The researchers originally recruited 152 preschoolers, ages 3 and 4, and their parents several years ago. Each child and parents were interviewed separately about imaginary companions. The researchers also collected data on the children’s verbal ability and gave them a series of standardized tasks to assess development, or what psychologists call theory of mind. Three years later, 100 of those children (50 girls and 50 boys) and their parents volunteered for the newly published study. The children and their parents again were interviewed separately about imaginary companions. Parents also filled out a questionnaire about their child’s personality and the children took a series of standardized tasks that measured social understanding.
Children were considered to have imaginary companions if they said they had one and provided a description of it. If the companion was a doll or stuffed animal, children also had to include psychological details (such as “She is nice to me”) for it to be considered an imaginary friend.

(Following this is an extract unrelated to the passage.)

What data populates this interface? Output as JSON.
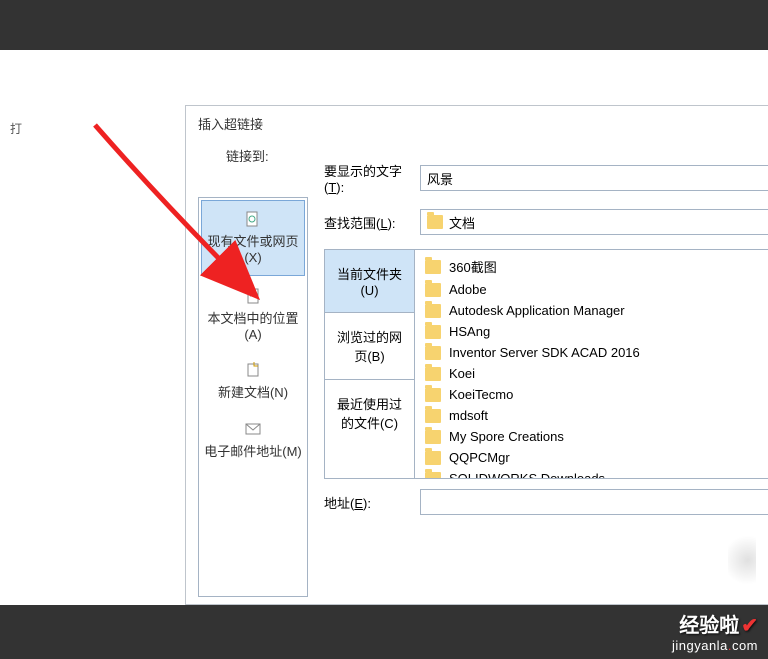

Imaginary companions described by the children came in a fantastic variety of guises, including invisible boys and girls, a squirrel, a panther, a dog, a seven-inch-tall elephant and a “100-year-old” GI Joe doll. While 52 percent of the imaginary companions that preschoolers played with were based on props such as special toys, 67 percent of those created by school-age children were invisible, according to Carlson.
The study also showed that:
- While preschool girls were more likely to have an imaginary companion, by age 7 boys were just as likely as girls to have one.
- 27 percent of the children described an imaginary friend that their parents did not know about.
- 57 percent of the imaginary companions of school-age youngsters were humans and 41 percent were animals. One companion was a human capable of transforming herself into any animal the child wanted.
- Not all imaginary companions are friendly. A number were quite uncontrollable and some were a nuisance.
The researchers also were curious to know why children stop playing with imaginary friends.
“Imaginary companions are treated by children much in the same way as when they lose interest in toys or other activities,” said Carlson. “In many cases they simply go away, or children don’t remember. Other times children replace an old imaginary companion with a new one, or they go on to friendships with real kids to meet some of the same needs.”
The researchers also looked at childhood impersonation — pretending to be an imaginary character — and found it to be almost universal. Virtually all preschoolers pretended to be an animal or another person and 95 percent of the school-age children engaged in impersonation. The researchers did not look at impersonation in the same detail as they did imaginary companions, and were surprised that so many school-age children continued to engage in the activity. One tantalizing finding was that school-age children who did little or no impersonation scored low on emotional understanding of other people, according to Carlson.
She said that fantasy — interacting with imaginary friends and impersonation — plays a role in child development, both cognitively and emotionally. This kind of activity allows children to manage social situations in a safe context, such as practicing how to handle conflict with something that may or may not talk back to them. Cognitively it helps them deal with abstract symbols and thought, which leads them to abstract thought about their own identity.
“Imaginary companions have had a bad rap from psychologists for a long time, and there was the perception that parents were getting the message that having an imaginary companion wasn’t healthy,” she said. “But this study shows that nearly two-thirds of children have them and the striking fact is that children of all personality styles have imaginary companions.”
The University of Oregon funded the research. Co-authors of the study are former University of Oregon students Bayta Maring, Lynn Gerow and Carolyn Charley.